WASHINGTON — More than half of Americans say they wouldn't consider voting for Sen. Hillary Clinton for president if she becomes the Democratic nominee, according to a new national poll made available to McClatchy Newspapers and NBC News.
The poll by Mason-Dixon Polling and Research found that 52 percent of Americans wouldn't consider voting for Clinton, D-N.Y.
Former Massachusetts Gov. Mitt Romney, a Republican, was second in the can't-stand-'em category, with 46 percent saying they wouldn't consider voting for him.
Clinton has long been considered a politically polarizing figure who'd be a tough sell to some voters, especially many men, but also Clinton-haters of both genders.
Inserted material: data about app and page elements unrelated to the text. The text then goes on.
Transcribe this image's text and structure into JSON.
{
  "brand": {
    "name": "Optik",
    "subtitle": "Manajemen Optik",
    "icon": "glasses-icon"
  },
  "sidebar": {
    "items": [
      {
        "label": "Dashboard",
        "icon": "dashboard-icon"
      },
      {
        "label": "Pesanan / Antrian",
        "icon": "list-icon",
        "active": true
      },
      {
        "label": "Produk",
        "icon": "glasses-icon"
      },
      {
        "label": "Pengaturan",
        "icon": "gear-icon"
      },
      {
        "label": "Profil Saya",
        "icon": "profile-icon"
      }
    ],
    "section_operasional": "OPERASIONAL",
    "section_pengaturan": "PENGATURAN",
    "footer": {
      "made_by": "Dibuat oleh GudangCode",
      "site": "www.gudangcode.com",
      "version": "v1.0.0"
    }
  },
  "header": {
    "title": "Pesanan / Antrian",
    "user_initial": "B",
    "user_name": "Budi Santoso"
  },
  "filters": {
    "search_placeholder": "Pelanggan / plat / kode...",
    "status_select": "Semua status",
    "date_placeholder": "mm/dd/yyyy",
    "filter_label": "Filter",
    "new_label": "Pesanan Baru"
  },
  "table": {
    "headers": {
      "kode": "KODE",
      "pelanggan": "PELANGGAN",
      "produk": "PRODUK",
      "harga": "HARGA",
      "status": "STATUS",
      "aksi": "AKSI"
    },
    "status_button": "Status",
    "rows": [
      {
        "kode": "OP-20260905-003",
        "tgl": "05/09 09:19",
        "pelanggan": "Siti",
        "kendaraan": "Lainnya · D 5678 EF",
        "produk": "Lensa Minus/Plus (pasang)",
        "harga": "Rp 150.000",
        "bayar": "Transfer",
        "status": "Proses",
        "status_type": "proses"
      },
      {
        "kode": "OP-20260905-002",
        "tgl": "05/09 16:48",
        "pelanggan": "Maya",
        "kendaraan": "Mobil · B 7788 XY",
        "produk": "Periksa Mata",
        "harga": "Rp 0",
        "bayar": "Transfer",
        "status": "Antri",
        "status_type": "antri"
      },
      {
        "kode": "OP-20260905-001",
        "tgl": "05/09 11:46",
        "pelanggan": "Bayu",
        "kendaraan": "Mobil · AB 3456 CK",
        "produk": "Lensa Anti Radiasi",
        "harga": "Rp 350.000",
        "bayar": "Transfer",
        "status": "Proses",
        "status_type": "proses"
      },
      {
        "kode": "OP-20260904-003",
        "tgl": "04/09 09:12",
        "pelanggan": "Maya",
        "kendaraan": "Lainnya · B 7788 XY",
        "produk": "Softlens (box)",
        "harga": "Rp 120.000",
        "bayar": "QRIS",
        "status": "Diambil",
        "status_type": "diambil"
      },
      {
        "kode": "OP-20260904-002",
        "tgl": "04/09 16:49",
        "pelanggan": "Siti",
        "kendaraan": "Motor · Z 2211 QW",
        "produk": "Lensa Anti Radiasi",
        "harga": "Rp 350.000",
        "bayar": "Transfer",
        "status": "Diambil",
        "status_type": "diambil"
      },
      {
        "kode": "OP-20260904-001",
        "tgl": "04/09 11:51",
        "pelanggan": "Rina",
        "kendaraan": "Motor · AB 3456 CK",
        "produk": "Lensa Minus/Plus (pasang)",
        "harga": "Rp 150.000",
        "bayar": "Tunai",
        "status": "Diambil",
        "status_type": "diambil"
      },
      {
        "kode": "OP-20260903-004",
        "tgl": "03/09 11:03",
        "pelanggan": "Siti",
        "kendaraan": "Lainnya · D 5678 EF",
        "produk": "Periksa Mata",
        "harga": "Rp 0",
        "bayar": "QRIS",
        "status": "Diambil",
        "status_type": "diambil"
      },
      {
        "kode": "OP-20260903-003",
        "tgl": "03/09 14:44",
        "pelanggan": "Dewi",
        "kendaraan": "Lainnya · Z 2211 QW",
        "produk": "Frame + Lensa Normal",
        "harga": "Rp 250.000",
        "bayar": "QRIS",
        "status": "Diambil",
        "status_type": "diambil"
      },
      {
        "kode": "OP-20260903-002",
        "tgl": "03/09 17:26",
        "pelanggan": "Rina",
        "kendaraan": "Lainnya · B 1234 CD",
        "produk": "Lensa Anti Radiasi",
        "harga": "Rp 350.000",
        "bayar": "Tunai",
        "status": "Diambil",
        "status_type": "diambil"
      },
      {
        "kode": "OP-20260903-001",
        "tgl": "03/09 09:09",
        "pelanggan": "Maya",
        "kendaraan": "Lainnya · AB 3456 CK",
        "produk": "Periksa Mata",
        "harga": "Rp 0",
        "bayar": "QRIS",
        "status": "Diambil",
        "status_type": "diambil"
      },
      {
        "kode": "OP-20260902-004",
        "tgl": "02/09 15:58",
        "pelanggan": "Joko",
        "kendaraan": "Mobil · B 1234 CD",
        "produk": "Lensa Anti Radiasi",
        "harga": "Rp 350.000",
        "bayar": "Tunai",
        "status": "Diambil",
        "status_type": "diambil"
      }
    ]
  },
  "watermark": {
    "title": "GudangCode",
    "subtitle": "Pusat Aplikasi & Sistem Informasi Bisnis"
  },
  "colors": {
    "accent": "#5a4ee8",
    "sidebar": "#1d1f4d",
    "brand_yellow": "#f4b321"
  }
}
Thursday's survey provides a snapshot of the challenges she faces, according to Larry Harris, a Mason-Dixon principal.
"Hillary's carrying a lot of baggage," he said. "She's the only one that has a majority who say they can't vote for her."
Clinton rang up high negatives across the board, with 60 percent of independents, 56 percent of men, 47 percent of women and 88 percent of Republicans saying they wouldn't consider voting for her.
Romney struggled most with women: 50.9 percent said they wouldn't consider voting for him, while 49.1 said they would.
"It's the flip-flop of Hillary," Harris said of Romney. "One could suppose it's the Mormon issue — we didn't ask follow-up questions — but his religion is an issue."
On name recognition, Clinton also led the 2008 presidential pack in voter disapproval, with 42 percent saying they recognized her name and were unfavorable toward her, vs. 39 percent favorable.
That gave her a double-digit lead in that bad-news category over Republican Sen. John McCain of Arizona and former North Carolina Sen. John Edwards, a Democrat. They each had 28 percent unfavorable recognition.
Former New York Mayor Rudy Giuliani had the highest favorable recognition at 43 percent, with Clinton close behind at 39 percent. Sen. Barack Obama, D-Ill., was third at 36 percent, followed by McCain at 33 percent and Edwards at 32 percent.
McCain rang up the highest favorable rating among independent voters with 39.4 percent, followed by Giuliani, with 37.3 percent. Edwards scored well with independents too, with 31.1 percent favorable; Obama had 28 percent favorable.
The Mason-Dixon survey was conducted June 23-25 with 625 likely general-election voters. It has an error margin of plus or minus 4 percentage points.
To see the poll details, go to www.mason-dixon.com
McClatchy Newspapers 2007